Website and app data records
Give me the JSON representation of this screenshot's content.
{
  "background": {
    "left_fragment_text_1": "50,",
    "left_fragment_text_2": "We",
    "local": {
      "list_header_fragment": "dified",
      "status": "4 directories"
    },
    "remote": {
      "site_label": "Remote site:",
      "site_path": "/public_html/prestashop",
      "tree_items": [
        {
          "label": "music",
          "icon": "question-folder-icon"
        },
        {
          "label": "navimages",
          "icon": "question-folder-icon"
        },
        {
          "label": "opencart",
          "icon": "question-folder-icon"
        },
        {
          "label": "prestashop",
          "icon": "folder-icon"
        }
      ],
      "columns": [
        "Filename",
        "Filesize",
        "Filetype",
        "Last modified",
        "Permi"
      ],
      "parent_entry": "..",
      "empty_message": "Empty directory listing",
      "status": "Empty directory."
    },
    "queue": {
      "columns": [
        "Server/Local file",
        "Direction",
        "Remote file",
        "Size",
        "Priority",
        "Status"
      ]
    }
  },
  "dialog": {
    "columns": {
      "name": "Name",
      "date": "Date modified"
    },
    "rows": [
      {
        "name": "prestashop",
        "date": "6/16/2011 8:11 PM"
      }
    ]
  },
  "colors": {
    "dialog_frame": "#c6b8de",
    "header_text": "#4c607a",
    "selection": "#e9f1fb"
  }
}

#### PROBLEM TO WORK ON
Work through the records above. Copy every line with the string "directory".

#### SOLUTION TO THIS TASK
      "empty_message": "Empty directory listing",
      "status": "Empty directory."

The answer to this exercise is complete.